In Make It Stick, the authors recommend that students read a passage (a paragraph, perhaps, or a full page) and then look up and explain what they have just read.   This recall process helps to cement the material in the student’s mind and, of course, it forces the student to evaluate what is most important.   Finally, the recitation requires the student to organize the material in some logical way.   Retrieve, Evaluate, Organize.   Yeah, I bet that is helpful.   On page 30, the authors talk about a study that found that “the best results were from those spending about 60 percent of the study time in recitation.”  Read and then recite (or as I say "explain").

I told my students:   “Don’t read the chapters twice.   Read them just one time.   But after every page, look up and talk about what you have just read.   Pretend you are explaining the page to a friend who is in the class.   When you finish, go on to the next page.”   I don’t know how many of the students have followed the advice so far but I will bring up the idea again after our first test when some of them might be more open to the suggestion.

(2) – As I have written before, a lot of this book is about the importance of retrieving information to make understanding better.  They even quote Aristotle “exercise in repeatedly recalling a thing strengthens the memory.”   That makes sense.   I think we all understand that.  

For that reason, I have worked on two things this semester.   First, as often as I can, I walk back to my office right after class and send my students a quick question or problem that always begins “If you fully understood what we talked about in class today, you should be able to work the following problem right now” and then I set out a quick problem that I view as a grade A level question.   As I often do, I try to put it in some type of puzzle form to make it more intriguing to them.   I'm not testing their memory.   I include some check figures.   I want to challenge them to retrieve the information from class almost immediately just to organize and solidify their knowledge.  

Second, I have also returned to my CPA Review roots this semester.   I have suggested that students make 3-10 flashcards after every class.   A question is put on one side with a short answer on the other side that they can review over and over to provide a structured method for the mental retrieval exercise.   The authors of this book point out that students don’t know what they don’t know because they tend to overestimate their knowledge.   That is dangerous; that holds them back.   The flash cards give them a way to judge for themselves what they really do know and what they don’t know.
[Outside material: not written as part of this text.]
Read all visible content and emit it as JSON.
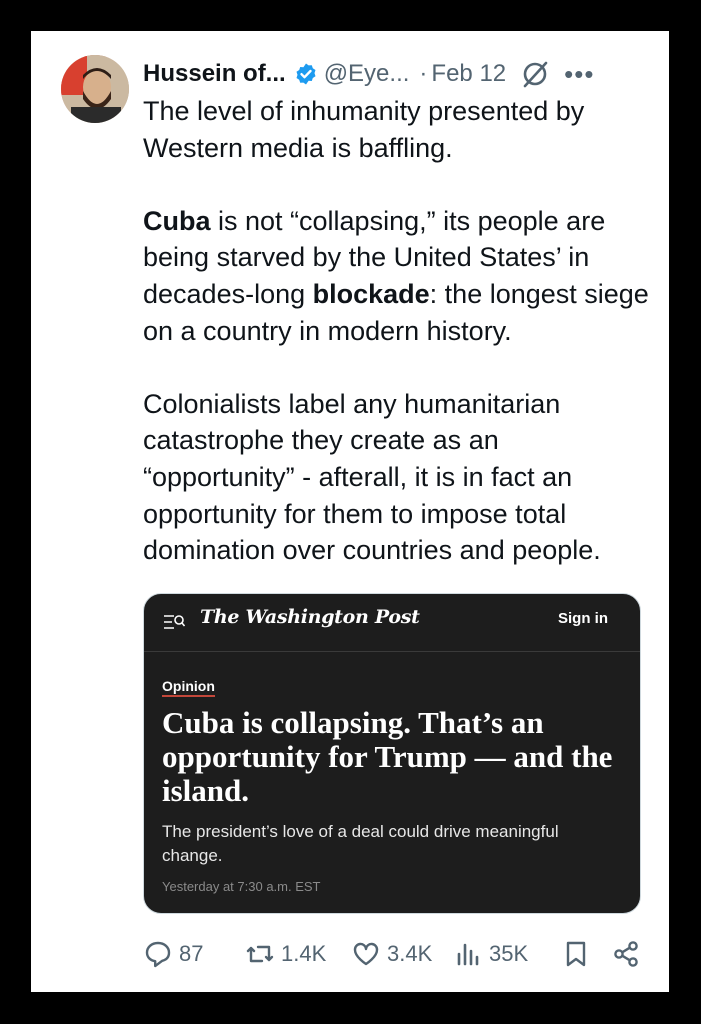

(3) – And finally, one of my favorite thoughts from this book (page 43):   “We’re easily seduced into believing that learning is better when it’s easier; but the research shows the opposite:   when the mind has to work, learning sticks better.   The greater the effort to retrieve learning, provided that you succeed, the more that learning is strengthened by retrieval.”   This semester, I’ve tried to introduce complexity earlier in the process.   Historically, in my classes, the material gets harder and harder but only very gradually.   This semester I’ve tried to throw complexity at them earlier and then help them work their way through the issues.   I do not know, quite yet, whether this is a good idea or not but I like the way it feels.   I have clearly caught the students’ attention with some of the questions.   I guess the key point in the above quote is “provided that you succeed.”  


Will I reach my goal of 5 percent improvement in 2015?   I certainly hope so.   I would really hate to think I had reached a plateau where my teaching ability had stalled out.   I am not quite ready to retire.